BY ROB SALERNO – Gay rights in Eastern Europe suffered a major setback this week as Pride parades were banned in the Serbian capital city of Belgrade and in the Russian province of Arkhangelsk.
In Belgrade, authorities banned the Pride parade as well as demonstrations by anti-gay protesters. The ban was pitched as a public safety move, as last year’s Pride parade ended in violence between marchers and far-right nationalists that left more than 150 people — most of them police officers who’d been ordered to protect the marchers — wounded.
Gay rights campaigners are considering taking the state to the European Court of Human Rights over the matter. As Serbia is a candidate member for the European Union, and the EU doesn’t look kindly on depriving citizens of their civil and political rights, this may become a major issue for Serbia.
For their part, Serbian gay activists briefly blocked a highway to unfurl a banner promoting gay rights in lieu of attempting a full parade.

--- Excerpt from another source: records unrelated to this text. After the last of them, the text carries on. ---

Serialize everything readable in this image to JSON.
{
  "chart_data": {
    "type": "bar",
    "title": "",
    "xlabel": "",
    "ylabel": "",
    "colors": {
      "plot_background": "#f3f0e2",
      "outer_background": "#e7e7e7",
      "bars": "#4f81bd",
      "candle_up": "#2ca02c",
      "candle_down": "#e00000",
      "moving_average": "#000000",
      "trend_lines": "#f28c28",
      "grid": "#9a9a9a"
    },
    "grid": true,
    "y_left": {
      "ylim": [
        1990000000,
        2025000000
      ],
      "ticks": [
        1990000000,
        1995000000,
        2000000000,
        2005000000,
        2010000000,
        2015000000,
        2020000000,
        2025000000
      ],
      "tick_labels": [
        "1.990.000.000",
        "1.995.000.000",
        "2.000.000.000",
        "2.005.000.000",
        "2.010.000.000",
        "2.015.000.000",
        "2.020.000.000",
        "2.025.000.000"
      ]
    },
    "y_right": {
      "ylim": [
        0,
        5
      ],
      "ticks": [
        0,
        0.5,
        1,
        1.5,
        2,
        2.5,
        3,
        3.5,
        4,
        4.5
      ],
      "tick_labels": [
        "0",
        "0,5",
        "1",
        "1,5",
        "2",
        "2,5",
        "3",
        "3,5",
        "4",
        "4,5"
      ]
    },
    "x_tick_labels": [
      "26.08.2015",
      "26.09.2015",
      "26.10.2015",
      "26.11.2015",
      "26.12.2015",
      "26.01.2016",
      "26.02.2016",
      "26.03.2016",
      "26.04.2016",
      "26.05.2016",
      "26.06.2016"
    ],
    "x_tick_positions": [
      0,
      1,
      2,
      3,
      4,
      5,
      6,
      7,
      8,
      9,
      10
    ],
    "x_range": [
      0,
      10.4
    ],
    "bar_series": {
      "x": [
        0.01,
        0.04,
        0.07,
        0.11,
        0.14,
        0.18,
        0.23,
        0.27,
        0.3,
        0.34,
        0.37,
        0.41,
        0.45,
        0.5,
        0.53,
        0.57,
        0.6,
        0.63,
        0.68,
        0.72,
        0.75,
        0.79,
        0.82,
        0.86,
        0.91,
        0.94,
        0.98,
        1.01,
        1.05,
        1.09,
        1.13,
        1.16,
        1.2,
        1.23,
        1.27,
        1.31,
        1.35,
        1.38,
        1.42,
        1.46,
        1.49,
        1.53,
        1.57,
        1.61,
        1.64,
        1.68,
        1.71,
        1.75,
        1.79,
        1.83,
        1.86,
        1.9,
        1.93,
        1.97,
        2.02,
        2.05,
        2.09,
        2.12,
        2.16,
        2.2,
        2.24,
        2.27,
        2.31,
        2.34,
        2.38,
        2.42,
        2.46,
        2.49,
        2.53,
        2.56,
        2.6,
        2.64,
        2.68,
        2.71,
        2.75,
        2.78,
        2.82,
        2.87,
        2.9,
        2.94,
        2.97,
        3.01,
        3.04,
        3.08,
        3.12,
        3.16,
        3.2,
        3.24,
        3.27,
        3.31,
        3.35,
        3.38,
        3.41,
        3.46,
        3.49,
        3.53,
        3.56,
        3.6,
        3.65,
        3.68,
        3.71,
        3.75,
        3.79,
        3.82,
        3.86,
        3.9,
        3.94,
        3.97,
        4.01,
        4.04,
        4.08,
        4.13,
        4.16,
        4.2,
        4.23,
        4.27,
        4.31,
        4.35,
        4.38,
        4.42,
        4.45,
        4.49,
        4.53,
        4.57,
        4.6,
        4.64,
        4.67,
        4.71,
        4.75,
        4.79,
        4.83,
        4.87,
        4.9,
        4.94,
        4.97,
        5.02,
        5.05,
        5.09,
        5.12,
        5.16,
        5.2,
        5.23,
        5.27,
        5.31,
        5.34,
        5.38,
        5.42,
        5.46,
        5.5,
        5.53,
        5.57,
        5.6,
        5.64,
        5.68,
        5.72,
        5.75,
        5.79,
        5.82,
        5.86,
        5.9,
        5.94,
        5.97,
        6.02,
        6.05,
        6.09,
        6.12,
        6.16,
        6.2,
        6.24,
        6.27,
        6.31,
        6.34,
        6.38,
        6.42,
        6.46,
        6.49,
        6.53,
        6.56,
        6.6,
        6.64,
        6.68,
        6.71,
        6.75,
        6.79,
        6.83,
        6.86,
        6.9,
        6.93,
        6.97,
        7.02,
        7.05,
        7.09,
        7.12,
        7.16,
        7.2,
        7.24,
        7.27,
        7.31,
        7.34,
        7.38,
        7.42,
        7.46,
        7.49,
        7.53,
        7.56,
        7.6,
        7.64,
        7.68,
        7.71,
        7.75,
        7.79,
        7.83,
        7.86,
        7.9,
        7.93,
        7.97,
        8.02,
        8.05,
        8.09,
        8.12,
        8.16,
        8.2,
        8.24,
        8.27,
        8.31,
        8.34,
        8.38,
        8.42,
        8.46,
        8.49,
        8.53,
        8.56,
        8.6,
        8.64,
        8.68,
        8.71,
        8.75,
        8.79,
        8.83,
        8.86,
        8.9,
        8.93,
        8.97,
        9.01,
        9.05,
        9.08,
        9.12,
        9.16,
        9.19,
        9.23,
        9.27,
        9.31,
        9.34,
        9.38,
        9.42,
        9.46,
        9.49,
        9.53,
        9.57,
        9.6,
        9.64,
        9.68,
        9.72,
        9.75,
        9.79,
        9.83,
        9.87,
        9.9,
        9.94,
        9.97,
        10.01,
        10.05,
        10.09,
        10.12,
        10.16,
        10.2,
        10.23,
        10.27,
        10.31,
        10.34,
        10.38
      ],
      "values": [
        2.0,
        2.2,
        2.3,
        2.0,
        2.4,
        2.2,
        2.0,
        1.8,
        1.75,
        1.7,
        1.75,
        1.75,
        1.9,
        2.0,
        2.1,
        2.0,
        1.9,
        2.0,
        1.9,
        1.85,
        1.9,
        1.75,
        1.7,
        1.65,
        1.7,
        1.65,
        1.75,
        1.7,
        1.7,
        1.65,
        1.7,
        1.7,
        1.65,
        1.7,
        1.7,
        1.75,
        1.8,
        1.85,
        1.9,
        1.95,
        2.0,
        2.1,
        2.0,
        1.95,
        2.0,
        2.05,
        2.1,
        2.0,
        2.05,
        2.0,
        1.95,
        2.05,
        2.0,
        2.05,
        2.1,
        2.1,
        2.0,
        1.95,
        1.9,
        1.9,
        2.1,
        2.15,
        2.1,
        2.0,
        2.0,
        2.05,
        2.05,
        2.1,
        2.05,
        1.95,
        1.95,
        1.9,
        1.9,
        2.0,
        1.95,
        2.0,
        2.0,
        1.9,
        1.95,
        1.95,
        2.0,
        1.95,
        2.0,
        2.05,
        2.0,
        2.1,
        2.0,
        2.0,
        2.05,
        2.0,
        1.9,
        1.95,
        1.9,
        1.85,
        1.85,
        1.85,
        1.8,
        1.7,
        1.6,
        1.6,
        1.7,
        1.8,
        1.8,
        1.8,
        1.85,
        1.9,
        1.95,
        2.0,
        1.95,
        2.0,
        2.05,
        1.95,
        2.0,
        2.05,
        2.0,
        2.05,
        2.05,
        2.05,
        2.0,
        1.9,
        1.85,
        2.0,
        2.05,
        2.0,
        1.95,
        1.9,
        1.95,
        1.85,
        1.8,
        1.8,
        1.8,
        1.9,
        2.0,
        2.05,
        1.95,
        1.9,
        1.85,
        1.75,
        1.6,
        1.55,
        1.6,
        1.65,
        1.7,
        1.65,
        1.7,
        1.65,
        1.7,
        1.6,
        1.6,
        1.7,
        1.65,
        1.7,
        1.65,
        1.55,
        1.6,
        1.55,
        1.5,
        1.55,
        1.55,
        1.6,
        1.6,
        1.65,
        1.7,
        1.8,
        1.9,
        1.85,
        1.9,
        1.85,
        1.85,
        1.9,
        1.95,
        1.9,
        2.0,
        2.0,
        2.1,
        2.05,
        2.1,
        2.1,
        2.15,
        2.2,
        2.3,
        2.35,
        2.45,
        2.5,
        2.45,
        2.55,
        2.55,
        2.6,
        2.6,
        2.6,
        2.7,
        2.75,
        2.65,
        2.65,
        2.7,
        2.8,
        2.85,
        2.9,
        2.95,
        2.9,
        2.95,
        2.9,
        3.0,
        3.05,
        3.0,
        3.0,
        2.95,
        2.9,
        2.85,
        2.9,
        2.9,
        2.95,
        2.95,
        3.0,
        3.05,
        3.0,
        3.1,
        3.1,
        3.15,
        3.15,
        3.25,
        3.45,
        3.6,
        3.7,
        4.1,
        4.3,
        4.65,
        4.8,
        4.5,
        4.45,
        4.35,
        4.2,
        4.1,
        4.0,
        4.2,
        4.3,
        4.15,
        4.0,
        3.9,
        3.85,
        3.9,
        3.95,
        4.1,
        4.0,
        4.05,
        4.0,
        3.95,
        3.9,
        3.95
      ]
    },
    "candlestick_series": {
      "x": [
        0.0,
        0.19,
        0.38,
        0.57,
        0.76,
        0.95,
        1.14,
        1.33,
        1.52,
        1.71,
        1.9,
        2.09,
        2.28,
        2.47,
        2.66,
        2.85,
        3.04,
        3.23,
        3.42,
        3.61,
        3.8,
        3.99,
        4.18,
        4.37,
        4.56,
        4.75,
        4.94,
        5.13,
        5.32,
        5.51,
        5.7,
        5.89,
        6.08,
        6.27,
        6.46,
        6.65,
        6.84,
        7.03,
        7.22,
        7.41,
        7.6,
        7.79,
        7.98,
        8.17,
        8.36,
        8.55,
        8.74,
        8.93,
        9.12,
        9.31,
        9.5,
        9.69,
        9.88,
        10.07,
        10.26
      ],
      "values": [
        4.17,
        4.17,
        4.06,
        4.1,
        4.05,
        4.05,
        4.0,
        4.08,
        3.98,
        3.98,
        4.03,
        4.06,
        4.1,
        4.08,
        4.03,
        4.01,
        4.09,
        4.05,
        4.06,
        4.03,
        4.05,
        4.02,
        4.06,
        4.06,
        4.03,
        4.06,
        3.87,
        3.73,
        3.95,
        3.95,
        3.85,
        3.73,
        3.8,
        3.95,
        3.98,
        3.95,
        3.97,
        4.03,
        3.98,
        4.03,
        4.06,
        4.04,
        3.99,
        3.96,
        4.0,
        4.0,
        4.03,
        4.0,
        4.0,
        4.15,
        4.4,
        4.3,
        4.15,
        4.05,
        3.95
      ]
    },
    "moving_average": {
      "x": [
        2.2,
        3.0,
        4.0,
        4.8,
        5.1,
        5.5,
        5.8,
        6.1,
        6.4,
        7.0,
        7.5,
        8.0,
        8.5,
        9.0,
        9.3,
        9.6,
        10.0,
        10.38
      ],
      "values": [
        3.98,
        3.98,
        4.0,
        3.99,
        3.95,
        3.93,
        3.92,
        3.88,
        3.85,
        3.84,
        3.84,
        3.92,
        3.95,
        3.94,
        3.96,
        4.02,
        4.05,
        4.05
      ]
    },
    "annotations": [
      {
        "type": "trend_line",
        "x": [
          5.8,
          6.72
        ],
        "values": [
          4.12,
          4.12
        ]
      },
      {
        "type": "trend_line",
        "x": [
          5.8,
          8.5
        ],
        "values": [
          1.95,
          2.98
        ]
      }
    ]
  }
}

In Moscow, a gay rights rally once again devolved into chaos, with 40 people detained. Apparently police were unsure if the detained were Pride marchers or protesters who were pelting the marchers with tomatoes.
At least they got to hold the parade; the Russian oblast (province) of Arkhangelsk has banned all gay demonstrations, period. The subarctic region is home to 1.3 million people, a small handful of whom proposed the law in order to prevent homosexuality from becoming popular and to stop the “corruption” of children.
The European Court of Human Rights has already decided against various Russian bans on gay pride celebrations, but authorities continue to defy the court’s rulings.
Eastern Europe in general has been slow in officially accepting and promoting gay rights. Earlier this year, we reported on the major controversy that was kicked up in the Czech Republic over Prague’s first ever gay pride festival.